(Excerpts from an interface dataset)
>>

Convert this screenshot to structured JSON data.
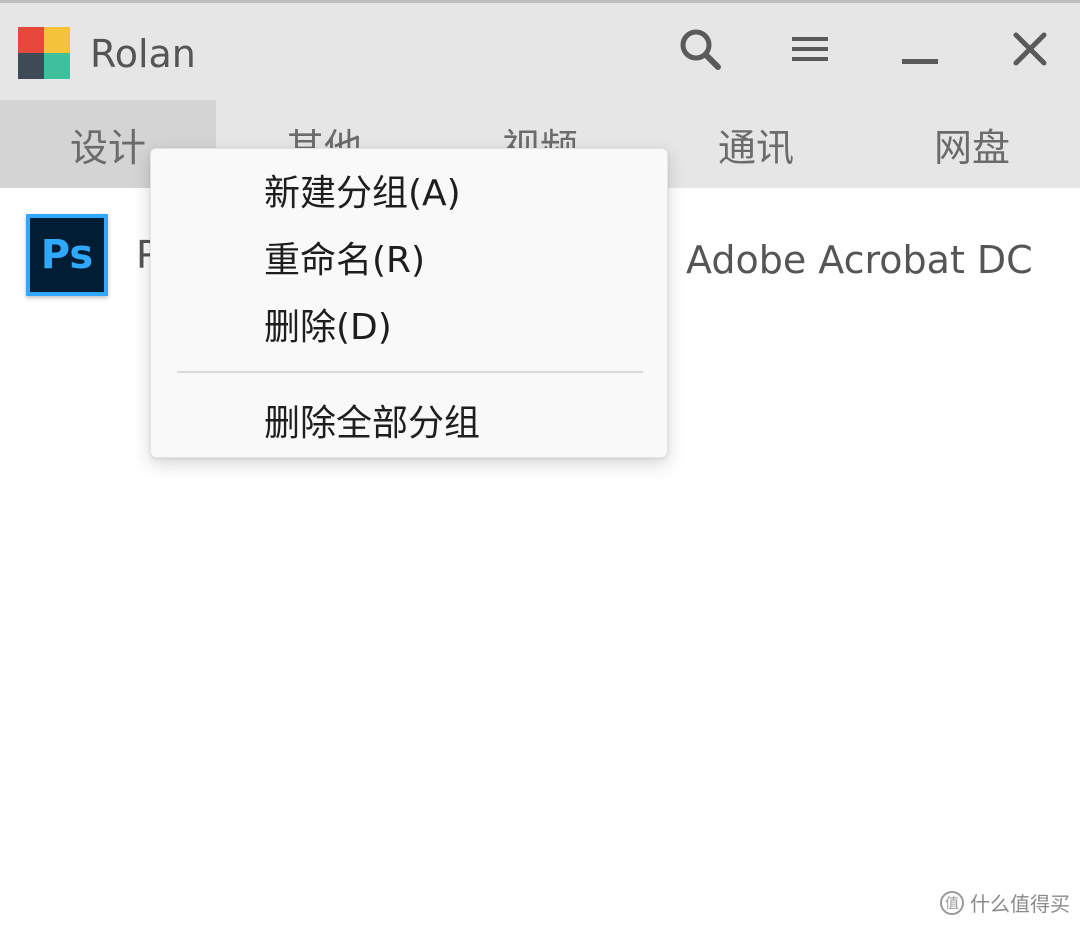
{
  "window": {
    "title": "Rolan",
    "logo_colors": [
      "#e8473c",
      "#f5c33b",
      "#3e4a56",
      "#3fbf9b"
    ]
  },
  "titlebar_buttons": {
    "search": "search-icon",
    "menu": "hamburger-menu-icon",
    "minimize": "minimize-icon",
    "close": "close-icon"
  },
  "tabs": [
    {
      "label": "设计",
      "active": true
    },
    {
      "label": "其他",
      "active": false
    },
    {
      "label": "视频",
      "active": false
    },
    {
      "label": "通讯",
      "active": false
    },
    {
      "label": "网盘",
      "active": false
    }
  ],
  "apps": [
    {
      "icon_text": "Ps",
      "label": "P",
      "icon_color": "#31a8ff",
      "icon_bg": "#001d34"
    },
    {
      "label": "Adobe Acrobat DC"
    }
  ],
  "context_menu": {
    "items": [
      {
        "label": "新建分组(A)"
      },
      {
        "label": "重命名(R)"
      },
      {
        "label": "删除(D)"
      },
      {
        "label": "删除全部分组"
      }
    ]
  },
  "watermark": {
    "glyph": "值",
    "text": "什么值得买"
  }
}
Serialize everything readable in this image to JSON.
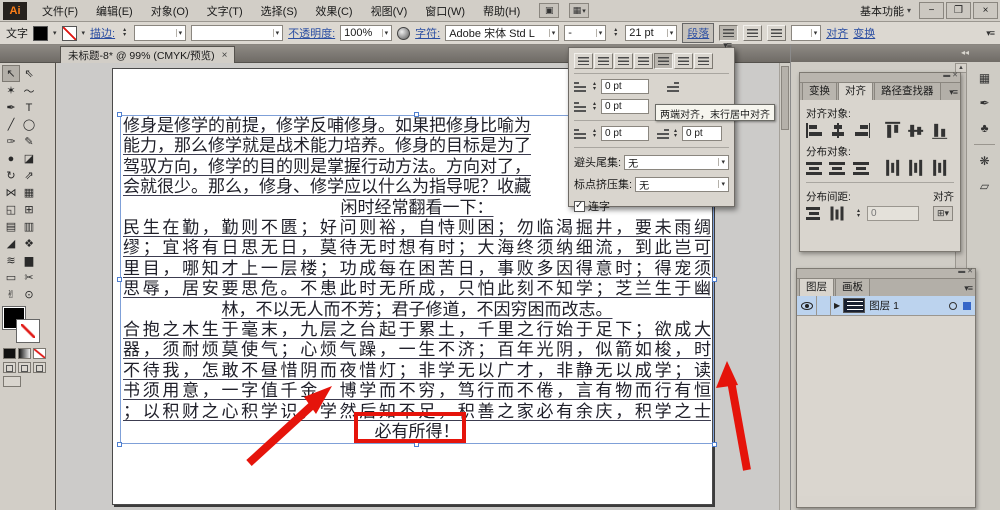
{
  "window": {
    "app_badge": "Ai",
    "workspace": "基本功能",
    "minimize": "−",
    "restore": "❐",
    "close": "×"
  },
  "menubar": {
    "items": [
      "文件(F)",
      "编辑(E)",
      "对象(O)",
      "文字(T)",
      "选择(S)",
      "效果(C)",
      "视图(V)",
      "窗口(W)",
      "帮助(H)"
    ]
  },
  "controlbar": {
    "object_label": "文字",
    "stroke_label": "描边:",
    "opacity_label": "不透明度:",
    "opacity_value": "100%",
    "character_label": "字符:",
    "font_value": "Adobe 宋体 Std L",
    "style_value": "-",
    "size_value": "21 pt",
    "paragraph_label": "段落",
    "align_label": "对齐",
    "transform_label": "变换"
  },
  "tabbar": {
    "title": "未标题-8* @ 99% (CMYK/预览)",
    "close": "×"
  },
  "toolbar": {
    "tools": [
      {
        "name": "selection",
        "glyph": "↖"
      },
      {
        "name": "direct-selection",
        "glyph": "⇖"
      },
      {
        "name": "magic-wand",
        "glyph": "✶"
      },
      {
        "name": "lasso",
        "glyph": "〜"
      },
      {
        "name": "pen",
        "glyph": "✒"
      },
      {
        "name": "type",
        "glyph": "T"
      },
      {
        "name": "line-segment",
        "glyph": "╱"
      },
      {
        "name": "ellipse",
        "glyph": "◯"
      },
      {
        "name": "paintbrush",
        "glyph": "✑"
      },
      {
        "name": "pencil",
        "glyph": "✎"
      },
      {
        "name": "blob-brush",
        "glyph": "●"
      },
      {
        "name": "eraser",
        "glyph": "◪"
      },
      {
        "name": "rotate",
        "glyph": "↻"
      },
      {
        "name": "scale",
        "glyph": "⇗"
      },
      {
        "name": "width",
        "glyph": "⋈"
      },
      {
        "name": "free-transform",
        "glyph": "▦"
      },
      {
        "name": "shape-builder",
        "glyph": "◱"
      },
      {
        "name": "perspective-grid",
        "glyph": "⊞"
      },
      {
        "name": "mesh",
        "glyph": "▤"
      },
      {
        "name": "gradient",
        "glyph": "▥"
      },
      {
        "name": "eyedropper",
        "glyph": "◢"
      },
      {
        "name": "blend",
        "glyph": "❖"
      },
      {
        "name": "symbol-sprayer",
        "glyph": "≋"
      },
      {
        "name": "column-graph",
        "glyph": "▆"
      },
      {
        "name": "artboard",
        "glyph": "▭"
      },
      {
        "name": "slice",
        "glyph": "✂"
      },
      {
        "name": "hand",
        "glyph": "✌"
      },
      {
        "name": "zoom",
        "glyph": "⊙"
      }
    ]
  },
  "document": {
    "lines": [
      "修身是修学的前提，修学反哺修身。如果把修身比喻为",
      "能力，那么修学就是战术能力培养。修身的目标是为了",
      "驾驭方向，修学的目的则是掌握行动方法。方向对了，",
      "会就很少。那么，修身、修学应以什么为指导呢？收藏",
      "闲时经常翻看一下：",
      "民生在勤，勤则不匮；好问则裕，自恃则困；勿临渴掘井，要未雨绸",
      "缪；宜将有日思无日，莫待无时想有时；大海终须纳细流，到此岂可",
      "里目，哪知才上一层楼；功成每在困苦日，事败多因得意时；得宠须",
      "思辱，居安要思危。不患此时无所成，只怕此刻不知学；芝兰生于幽",
      "林，不以无人而不芳；君子修道，不因穷困而改志。",
      "合抱之木生于毫末，九层之台起于累土，千里之行始于足下；欲成大",
      "器，须耐烦莫使气；心烦气躁，一生不济；百年光阴，似箭如梭，时",
      "不待我，怎敢不昼惜阴而夜惜灯；非学无以广才，非静无以成学；读",
      "书须用意，一字值千金，博学而不穷，笃行而不倦，言有物而行有恒",
      "；以积财之心积学识，学然后知不足，积善之家必有余庆，积学之士",
      "必有所得！"
    ]
  },
  "paragraph_popup": {
    "left_indent": "0 pt",
    "first_line_indent": "0 pt",
    "space_before": "0 pt",
    "space_after": "0 pt",
    "kinsoku_label": "避头尾集:",
    "kinsoku_value": "无",
    "mojikumi_label": "标点挤压集:",
    "mojikumi_value": "无",
    "hyphenate_label": "连字"
  },
  "tooltip": {
    "text": "两端对齐，末行居中对齐"
  },
  "align_panel": {
    "tabs": [
      "变换",
      "对齐",
      "路径查找器"
    ],
    "align_objects_label": "对齐对象:",
    "distribute_objects_label": "分布对象:",
    "distribute_spacing_label": "分布间距:",
    "align_to_label": "对齐",
    "spacing_value": "0"
  },
  "layers_panel": {
    "tabs": [
      "图层",
      "画板"
    ],
    "layer_name": "图层 1"
  },
  "annotations": {
    "highlight_text": "必有所得！",
    "accent_color": "#e5140b"
  },
  "dock_icons": [
    {
      "name": "swatches",
      "glyph": "▦"
    },
    {
      "name": "brushes",
      "glyph": "✒"
    },
    {
      "name": "symbols",
      "glyph": "♣"
    },
    {
      "name": "appearance",
      "glyph": "❋"
    },
    {
      "name": "transparency",
      "glyph": "▱"
    }
  ]
}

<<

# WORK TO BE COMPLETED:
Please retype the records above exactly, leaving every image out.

# SOLUTION:
Convert this screenshot to structured JSON data.
{
  "window": {
    "title": "Rolan",
    "logo_colors": [
      "#e8473c",
      "#f5c33b",
      "#3e4a56",
      "#3fbf9b"
    ]
  },
  "titlebar_buttons": {
    "search": "search-icon",
    "menu": "hamburger-menu-icon",
    "minimize": "minimize-icon",
    "close": "close-icon"
  },
  "tabs": [
    {
      "label": "设计",
      "active": true
    },
    {
      "label": "其他",
      "active": false
    },
    {
      "label": "视频",
      "active": false
    },
    {
      "label": "通讯",
      "active": false
    },
    {
      "label": "网盘",
      "active": false
    }
  ],
  "apps": [
    {
      "icon_text": "Ps",
      "label": "P",
      "icon_color": "#31a8ff",
      "icon_bg": "#001d34"
    },
    {
      "label": "Adobe Acrobat DC"
    }
  ],
  "context_menu": {
    "items": [
      {
        "label": "新建分组(A)"
      },
      {
        "label": "重命名(R)"
      },
      {
        "label": "删除(D)"
      },
      {
        "label": "删除全部分组"
      }
    ]
  },
  "watermark": {
    "glyph": "值",
    "text": "什么值得买"
  }
}
Serialize everything readable in this image to JSON.
{
  "window": {
    "app_badge": "Ai",
    "workspace": "基本功能",
    "minimize": "−",
    "restore": "❐",
    "close": "×"
  },
  "menubar": {
    "items": [
      "文件(F)",
      "编辑(E)",
      "对象(O)",
      "文字(T)",
      "选择(S)",
      "效果(C)",
      "视图(V)",
      "窗口(W)",
      "帮助(H)"
    ]
  },
  "controlbar": {
    "object_label": "文字",
    "stroke_label": "描边:",
    "opacity_label": "不透明度:",
    "opacity_value": "100%",
    "character_label": "字符:",
    "font_value": "Adobe 宋体 Std L",
    "style_value": "-",
    "size_value": "21 pt",
    "paragraph_label": "段落",
    "align_label": "对齐",
    "transform_label": "变换"
  },
  "tabbar": {
    "title": "未标题-8* @ 99% (CMYK/预览)",
    "close": "×"
  },
  "toolbar": {
    "tools": [
      {
        "name": "selection",
        "glyph": "↖"
      },
      {
        "name": "direct-selection",
        "glyph": "⇖"
      },
      {
        "name": "magic-wand",
        "glyph": "✶"
      },
      {
        "name": "lasso",
        "glyph": "〜"
      },
      {
        "name": "pen",
        "glyph": "✒"
      },
      {
        "name": "type",
        "glyph": "T"
      },
      {
        "name": "line-segment",
        "glyph": "╱"
      },
      {
        "name": "ellipse",
        "glyph": "◯"
      },
      {
        "name": "paintbrush",
        "glyph": "✑"
      },
      {
        "name": "pencil",
        "glyph": "✎"
      },
      {
        "name": "blob-brush",
        "glyph": "●"
      },
      {
        "name": "eraser",
        "glyph": "◪"
      },
      {
        "name": "rotate",
        "glyph": "↻"
      },
      {
        "name": "scale",
        "glyph": "⇗"
      },
      {
        "name": "width",
        "glyph": "⋈"
      },
      {
        "name": "free-transform",
        "glyph": "▦"
      },
      {
        "name": "shape-builder",
        "glyph": "◱"
      },
      {
        "name": "perspective-grid",
        "glyph": "⊞"
      },
      {
        "name": "mesh",
        "glyph": "▤"
      },
      {
        "name": "gradient",
        "glyph": "▥"
      },
      {
        "name": "eyedropper",
        "glyph": "◢"
      },
      {
        "name": "blend",
        "glyph": "❖"
      },
      {
        "name": "symbol-sprayer",
        "glyph": "≋"
      },
      {
        "name": "column-graph",
        "glyph": "▆"
      },
      {
        "name": "artboard",
        "glyph": "▭"
      },
      {
        "name": "slice",
        "glyph": "✂"
      },
      {
        "name": "hand",
        "glyph": "✌"
      },
      {
        "name": "zoom",
        "glyph": "⊙"
      }
    ]
  },
  "document": {
    "lines": [
      "修身是修学的前提，修学反哺修身。如果把修身比喻为",
      "能力，那么修学就是战术能力培养。修身的目标是为了",
      "驾驭方向，修学的目的则是掌握行动方法。方向对了，",
      "会就很少。那么，修身、修学应以什么为指导呢？收藏",
      "闲时经常翻看一下：",
      "民生在勤，勤则不匮；好问则裕，自恃则困；勿临渴掘井，要未雨绸",
      "缪；宜将有日思无日，莫待无时想有时；大海终须纳细流，到此岂可",
      "里目，哪知才上一层楼；功成每在困苦日，事败多因得意时；得宠须",
      "思辱，居安要思危。不患此时无所成，只怕此刻不知学；芝兰生于幽",
      "林，不以无人而不芳；君子修道，不因穷困而改志。",
      "合抱之木生于毫末，九层之台起于累土，千里之行始于足下；欲成大",
      "器，须耐烦莫使气；心烦气躁，一生不济；百年光阴，似箭如梭，时",
      "不待我，怎敢不昼惜阴而夜惜灯；非学无以广才，非静无以成学；读",
      "书须用意，一字值千金，博学而不穷，笃行而不倦，言有物而行有恒",
      "；以积财之心积学识，学然后知不足，积善之家必有余庆，积学之士",
      "必有所得！"
    ]
  },
  "paragraph_popup": {
    "left_indent": "0 pt",
    "first_line_indent": "0 pt",
    "space_before": "0 pt",
    "space_after": "0 pt",
    "kinsoku_label": "避头尾集:",
    "kinsoku_value": "无",
    "mojikumi_label": "标点挤压集:",
    "mojikumi_value": "无",
    "hyphenate_label": "连字"
  },
  "tooltip": {
    "text": "两端对齐，末行居中对齐"
  },
  "align_panel": {
    "tabs": [
      "变换",
      "对齐",
      "路径查找器"
    ],
    "align_objects_label": "对齐对象:",
    "distribute_objects_label": "分布对象:",
    "distribute_spacing_label": "分布间距:",
    "align_to_label": "对齐",
    "spacing_value": "0"
  },
  "layers_panel": {
    "tabs": [
      "图层",
      "画板"
    ],
    "layer_name": "图层 1"
  },
  "annotations": {
    "highlight_text": "必有所得！",
    "accent_color": "#e5140b"
  },
  "dock_icons": [
    {
      "name": "swatches",
      "glyph": "▦"
    },
    {
      "name": "brushes",
      "glyph": "✒"
    },
    {
      "name": "symbols",
      "glyph": "♣"
    },
    {
      "name": "appearance",
      "glyph": "❋"
    },
    {
      "name": "transparency",
      "glyph": "▱"
    }
  ]
}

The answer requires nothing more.